financial world in which the managers of the SS Trust were able to pick and choose amongst domestic investments. In that world, I doubt the chosen mix would be (as is currently the case) a virtually all US Treasury portfolio with an average interest rate of 5.2% and duration of 7.2 years. Simply shifting to a much shorter duration fund would cause the US yield curve to steepen dramatically.

Captive bidders and the Enron effect

That is, I argue, the captive nature of the SS Trust fund in conjunction with its size has been the main cause which engendered our low and reasonably flat curve yield environment. For it is the US Treasury itself which manages these funds.
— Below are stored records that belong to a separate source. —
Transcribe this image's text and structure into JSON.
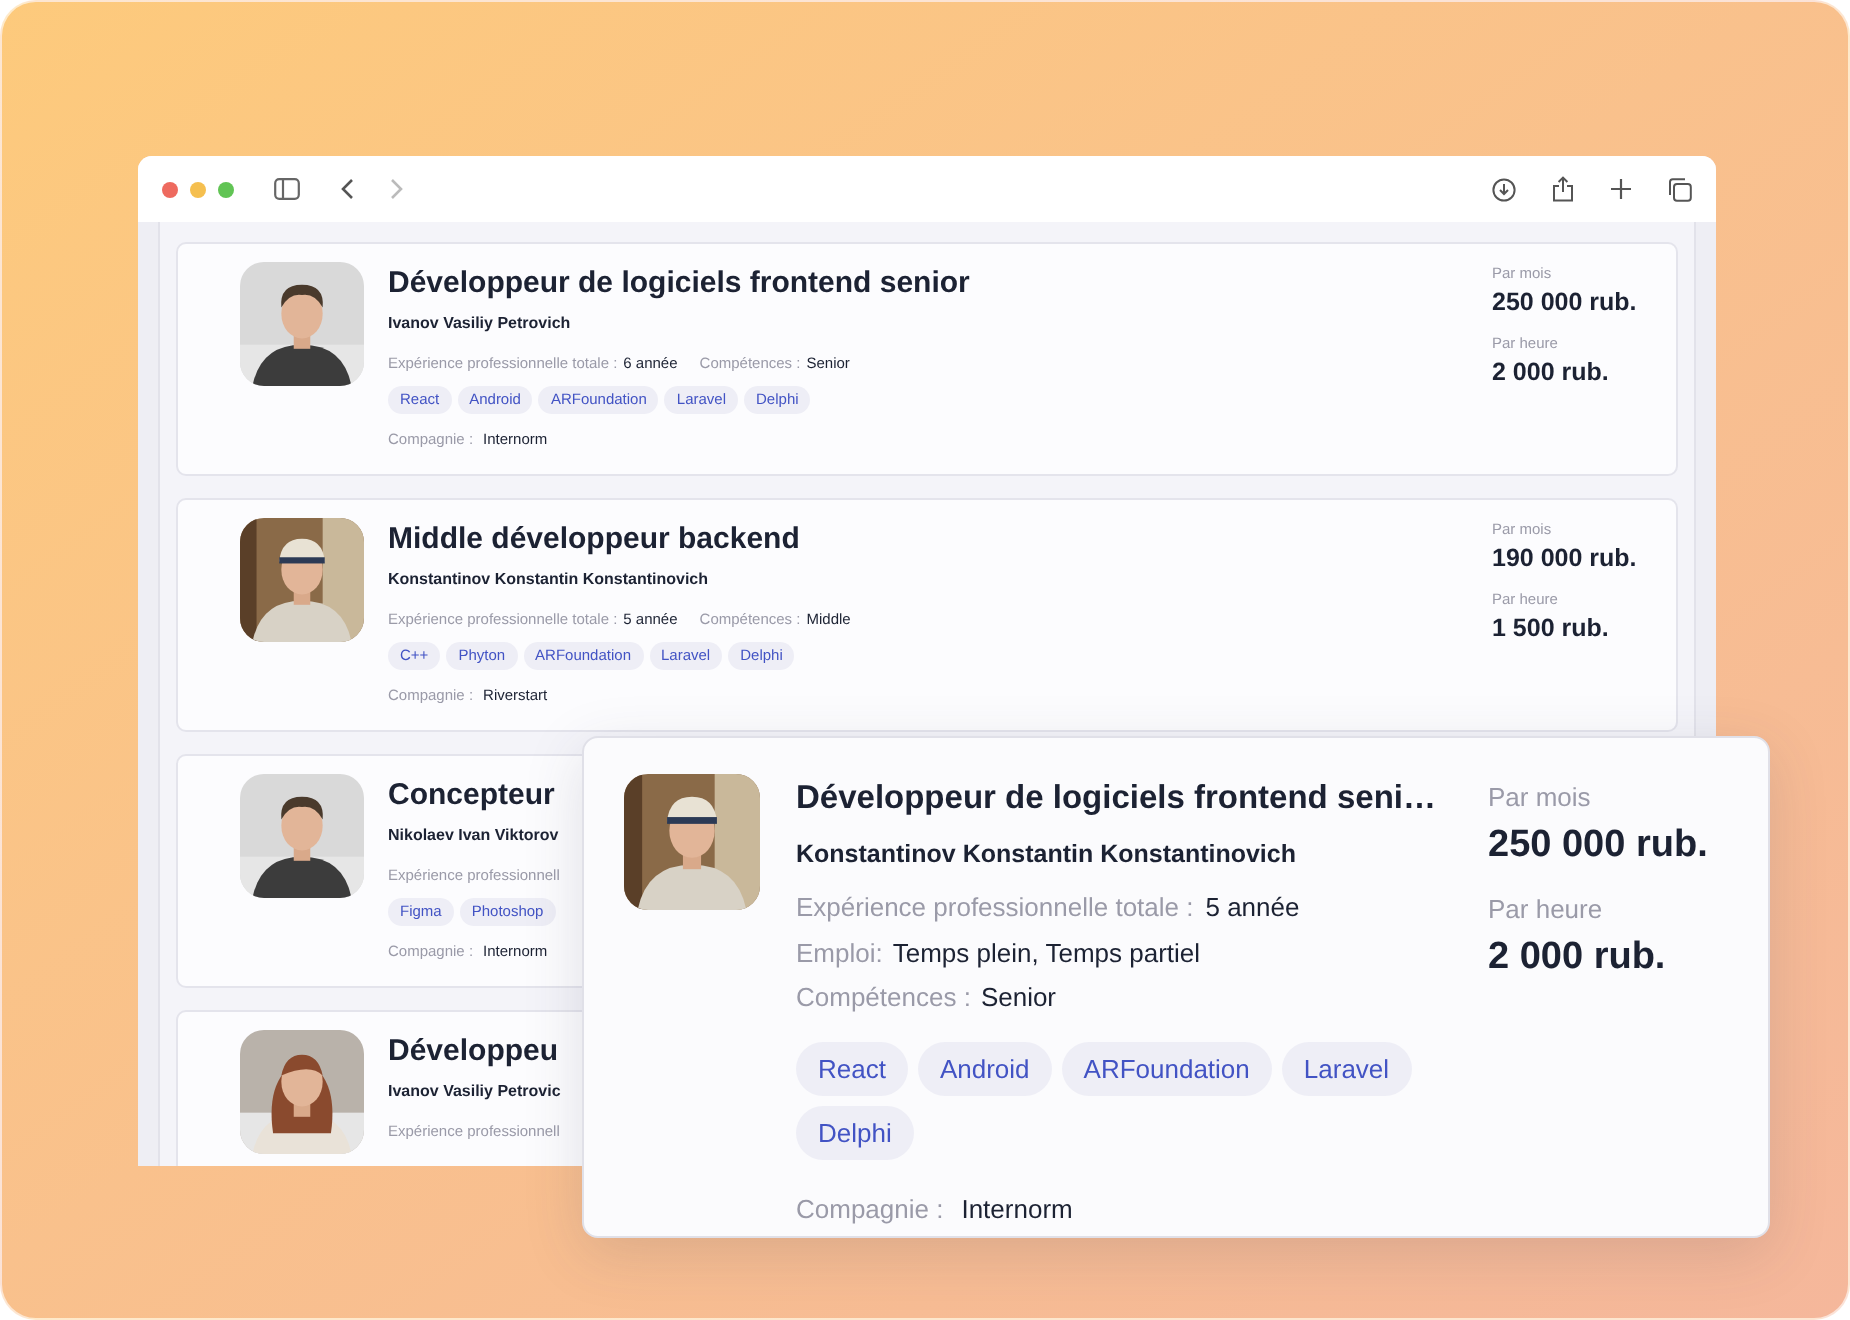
{
  "cards": [
    {
      "title": "Développeur de logiciels frontend senior",
      "name": "Ivanov Vasiliy Petrovich",
      "experience_label": "Expérience professionnelle totale :",
      "experience": "6 année",
      "skills_label": "Compétences :",
      "skills": "Senior",
      "tags": [
        "React",
        "Android",
        "ARFoundation",
        "Laravel",
        "Delphi"
      ],
      "company_label": "Compagnie :",
      "company": "Internorm",
      "month_label": "Par mois",
      "month": "250 000 rub.",
      "hour_label": "Par heure",
      "hour": "2 000 rub."
    },
    {
      "title": "Middle développeur backend",
      "name": "Konstantinov Konstantin Konstantinovich",
      "experience_label": "Expérience professionnelle totale :",
      "experience": "5 année",
      "skills_label": "Compétences :",
      "skills": "Middle",
      "tags": [
        "C++",
        "Phyton",
        "ARFoundation",
        "Laravel",
        "Delphi"
      ],
      "company_label": "Compagnie :",
      "company": "Riverstart",
      "month_label": "Par mois",
      "month": "190 000 rub.",
      "hour_label": "Par heure",
      "hour": "1 500 rub."
    },
    {
      "title": "Concepteur",
      "name": "Nikolaev Ivan Viktorov",
      "experience_label": "Expérience professionnell",
      "tags": [
        "Figma",
        "Photoshop"
      ],
      "company_label": "Compagnie :",
      "company": "Internorm"
    },
    {
      "title": "Développeu",
      "name": "Ivanov Vasiliy Petrovic",
      "experience_label": "Expérience professionnell"
    }
  ],
  "popup": {
    "title": "Développeur de logiciels frontend seni…",
    "name": "Konstantinov Konstantin Konstantinovich",
    "experience_label": "Expérience professionnelle totale :",
    "experience": "5 année",
    "employment_label": "Emploi:",
    "employment": "Temps plein, Temps partiel",
    "skills_label": "Compétences :",
    "skills": "Senior",
    "tags": [
      "React",
      "Android",
      "ARFoundation",
      "Laravel",
      "Delphi"
    ],
    "company_label": "Compagnie :",
    "company": "Internorm",
    "month_label": "Par mois",
    "month": "250 000 rub.",
    "hour_label": "Par heure",
    "hour": "2 000 rub."
  }
}
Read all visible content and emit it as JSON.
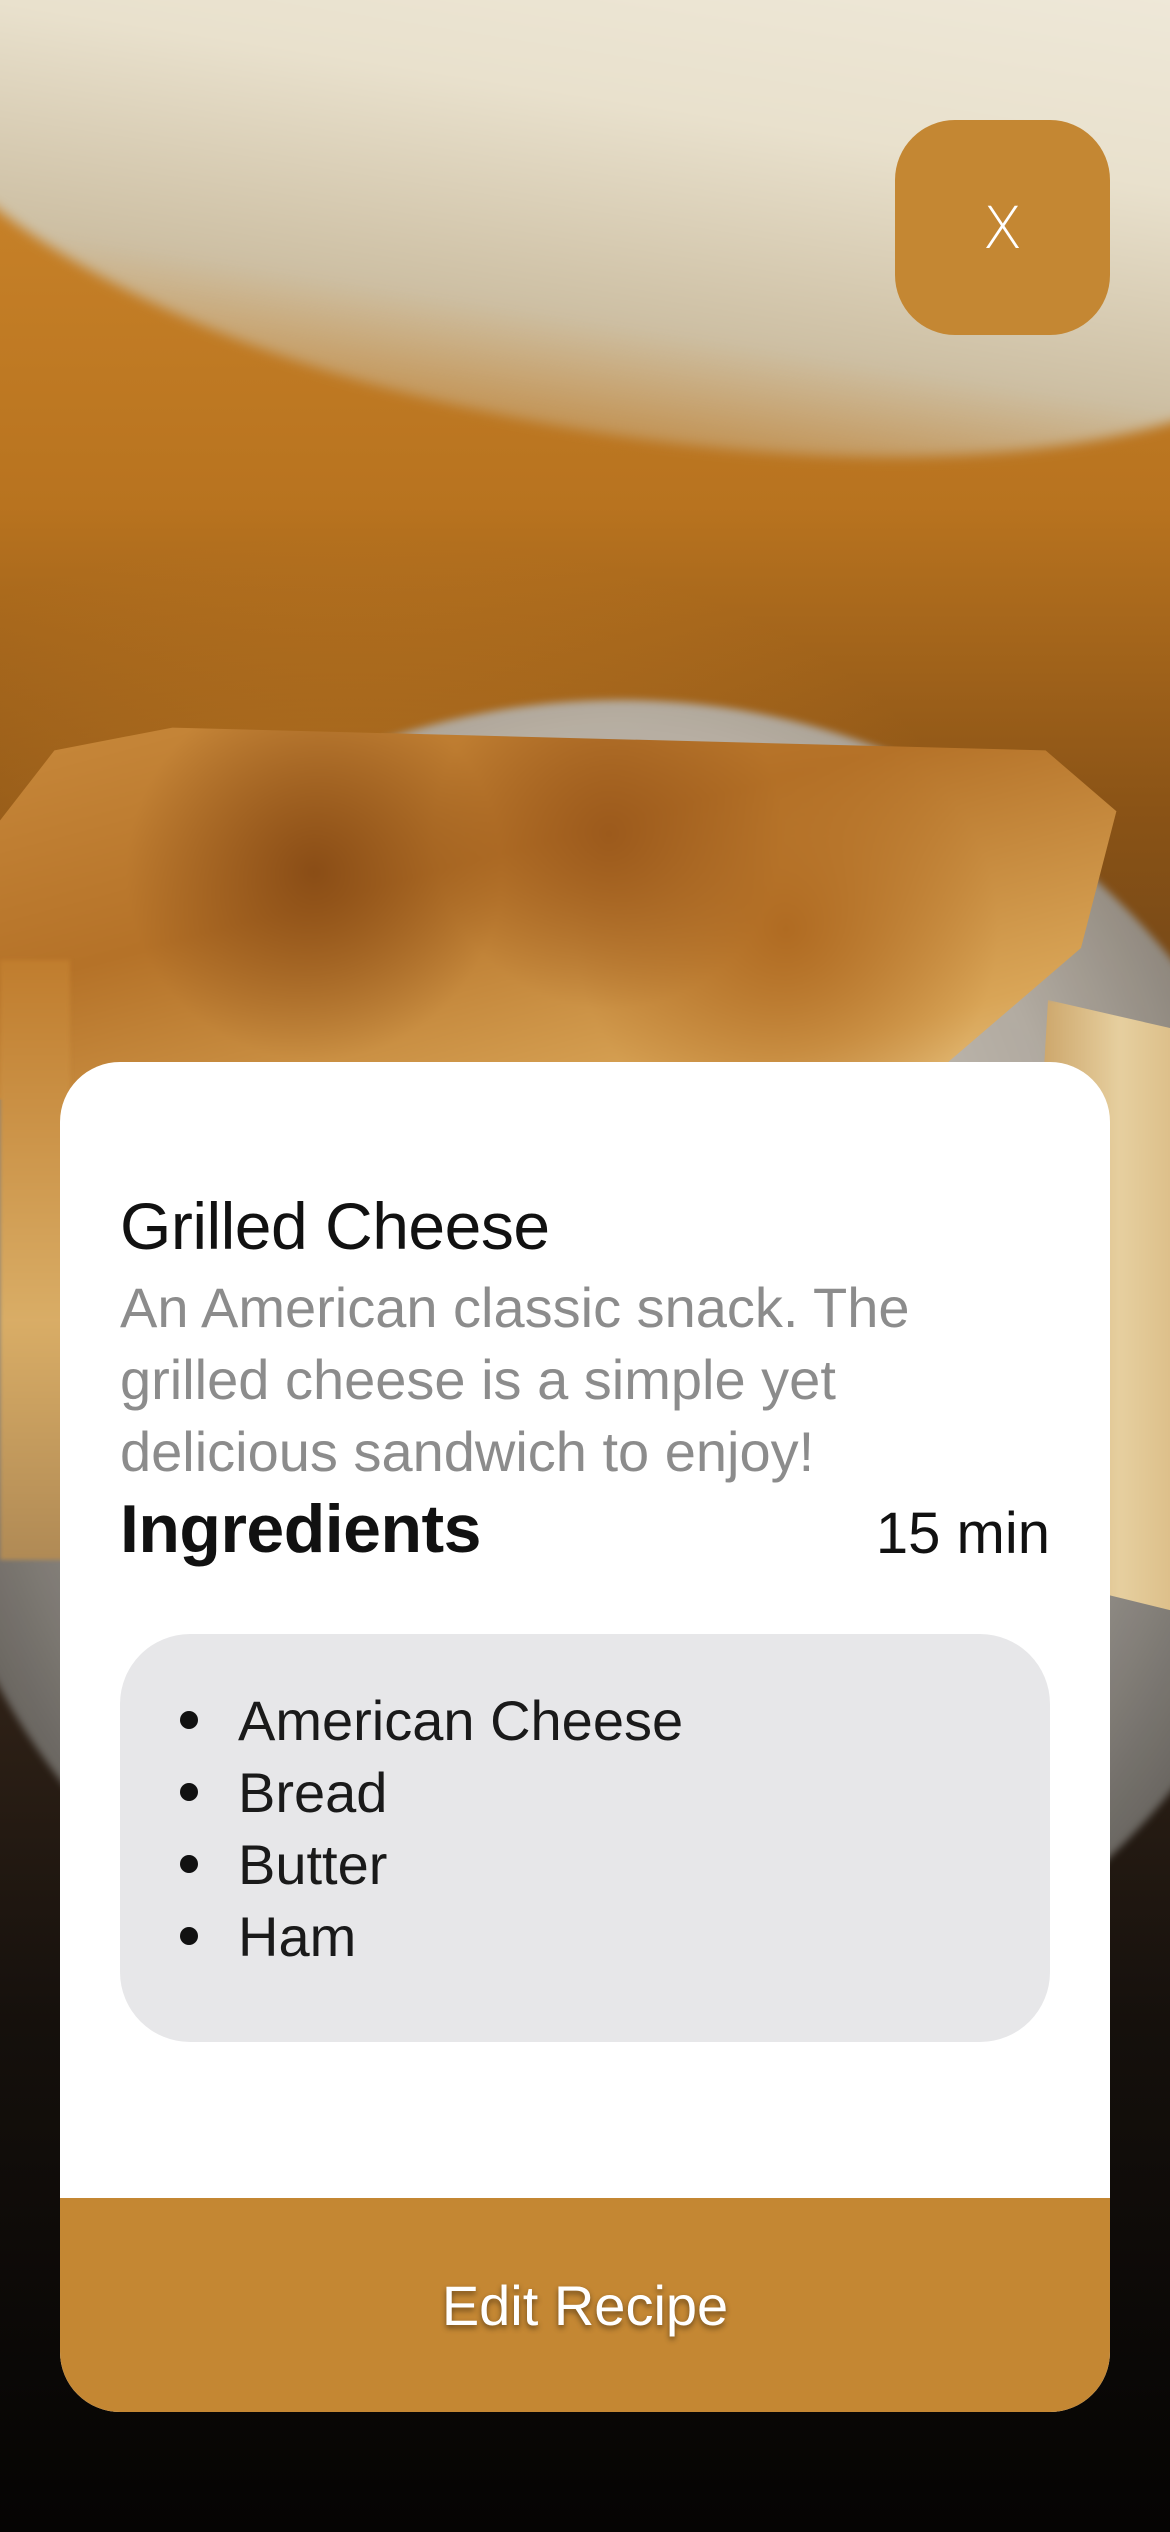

As those who lost all their retirement funds at Enron could tell you, captive trust funds invested in the company itself does not a diversified portfolio create- just the opposite effect is, in fact, created. When foxes (invariably from Goldman Sachs these days) guard the chicken coop, ultimately you have no chickens.

This too, however, shall pass. According to the SSA (Social Security Administration) by 2017, barring any further increases in taxes or calculation changes in COLAs, outgo will exceed income for SS and DI (Disability Insurance). National Health Insurance (HI) costs will deplete the funds even more rapidly. By 2041 SS and DI will have exhausted their funds and by 2019 HI funds will be depleted. So, within a decade there will no longer be additional surplus funds to be used to purchase US bonds which will have to then be sold on the open market. Call it peak SS Trust Funds, although peak trust might be even more apt.

In Greenspan we trusted

It is, perhaps, fittingly ironic that the same Greenspan who bemoans increased federal spending, recommended and oversaw the conditions which allowed such spending to occur outside of a free market mechanism. The same man who proclaimed, in his oft cited, Gold and Economic Freedom

In the absence of the gold standard, there is no way to protect savings from confiscation through inflation. There is no safe store of value. If there were, the government would have to make its holding illegal, as was done in the case of gold. If everyone decided, for example, to convert all his bank deposits to silver or copper or any other good, and thereafter declined to accept checks as payment for goods, bank deposits would lose their purchasing power and government-created bank credit would be worthless as a claim on goods. The financial policy of the welfare state requires that there be no way for the owners of wealth to protect themselves.
This is the shabby secret of the welfare statists' tirades against gold. Deficit spending is simply a scheme for the confiscation of wealth. Gold stands in the way of this insidious process. It stands as a protector of property rights. If one grasps this, one has no difficulty in understanding the statists' antagonism toward the gold standard.

oversaw a tremendous confiscation of wealth, but not from the wealthy, from the common man. He has repeatedly said that he still stands by the views he expressed back in 1966 and I believe him. He (and others) used the lack of a monetary standard to confiscate wealth from us- wealth which was used, inter alia, to finance the current wars. Atlas, in this case, didn't shrug, he stole.

I expect, as increases in trust fund surpluses slow, US interest rates will rise, most likely dramatically in the years to come.